Work to be completed :: Gather each line of the entries below that includes "Trust".

(Collected data)
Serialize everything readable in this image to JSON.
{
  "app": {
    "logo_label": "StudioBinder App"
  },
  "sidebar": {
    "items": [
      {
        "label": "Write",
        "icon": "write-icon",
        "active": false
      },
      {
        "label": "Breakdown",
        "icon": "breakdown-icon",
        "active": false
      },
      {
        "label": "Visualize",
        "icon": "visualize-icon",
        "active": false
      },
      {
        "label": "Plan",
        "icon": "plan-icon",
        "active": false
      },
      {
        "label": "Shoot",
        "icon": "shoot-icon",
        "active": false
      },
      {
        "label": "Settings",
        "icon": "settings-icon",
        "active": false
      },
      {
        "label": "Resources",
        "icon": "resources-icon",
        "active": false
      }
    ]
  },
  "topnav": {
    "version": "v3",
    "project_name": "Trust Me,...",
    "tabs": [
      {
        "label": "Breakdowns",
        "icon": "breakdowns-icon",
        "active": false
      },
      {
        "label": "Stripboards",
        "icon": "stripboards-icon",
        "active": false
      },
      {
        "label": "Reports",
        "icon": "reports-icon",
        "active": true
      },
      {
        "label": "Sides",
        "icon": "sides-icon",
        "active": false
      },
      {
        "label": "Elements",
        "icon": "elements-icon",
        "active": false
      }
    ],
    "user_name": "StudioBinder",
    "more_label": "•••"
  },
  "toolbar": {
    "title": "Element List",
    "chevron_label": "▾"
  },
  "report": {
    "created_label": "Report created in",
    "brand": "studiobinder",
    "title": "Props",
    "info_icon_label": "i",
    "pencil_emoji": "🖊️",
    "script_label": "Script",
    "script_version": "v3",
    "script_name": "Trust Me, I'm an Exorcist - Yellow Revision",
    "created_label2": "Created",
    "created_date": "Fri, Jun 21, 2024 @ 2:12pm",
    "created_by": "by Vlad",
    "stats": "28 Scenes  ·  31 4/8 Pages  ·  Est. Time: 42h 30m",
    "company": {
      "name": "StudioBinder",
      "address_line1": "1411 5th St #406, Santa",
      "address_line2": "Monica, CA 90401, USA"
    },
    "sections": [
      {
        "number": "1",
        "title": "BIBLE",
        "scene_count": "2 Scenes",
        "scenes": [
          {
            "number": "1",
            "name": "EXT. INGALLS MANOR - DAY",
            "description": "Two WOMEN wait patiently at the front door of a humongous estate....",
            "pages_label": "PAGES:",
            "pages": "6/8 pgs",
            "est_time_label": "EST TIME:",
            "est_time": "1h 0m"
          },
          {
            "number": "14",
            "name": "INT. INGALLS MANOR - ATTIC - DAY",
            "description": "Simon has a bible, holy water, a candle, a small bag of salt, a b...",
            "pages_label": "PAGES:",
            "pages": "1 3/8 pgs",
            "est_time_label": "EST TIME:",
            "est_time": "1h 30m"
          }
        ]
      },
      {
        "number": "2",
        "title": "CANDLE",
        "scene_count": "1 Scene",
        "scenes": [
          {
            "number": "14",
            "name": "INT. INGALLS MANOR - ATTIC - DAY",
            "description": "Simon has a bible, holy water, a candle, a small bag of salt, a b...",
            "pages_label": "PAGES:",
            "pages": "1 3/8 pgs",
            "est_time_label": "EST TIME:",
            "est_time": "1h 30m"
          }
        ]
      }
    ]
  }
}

Exercise result ::
    "project_name": "Trust Me,...",
    "script_name": "Trust Me, I'm an Exorcist - Yellow Revision",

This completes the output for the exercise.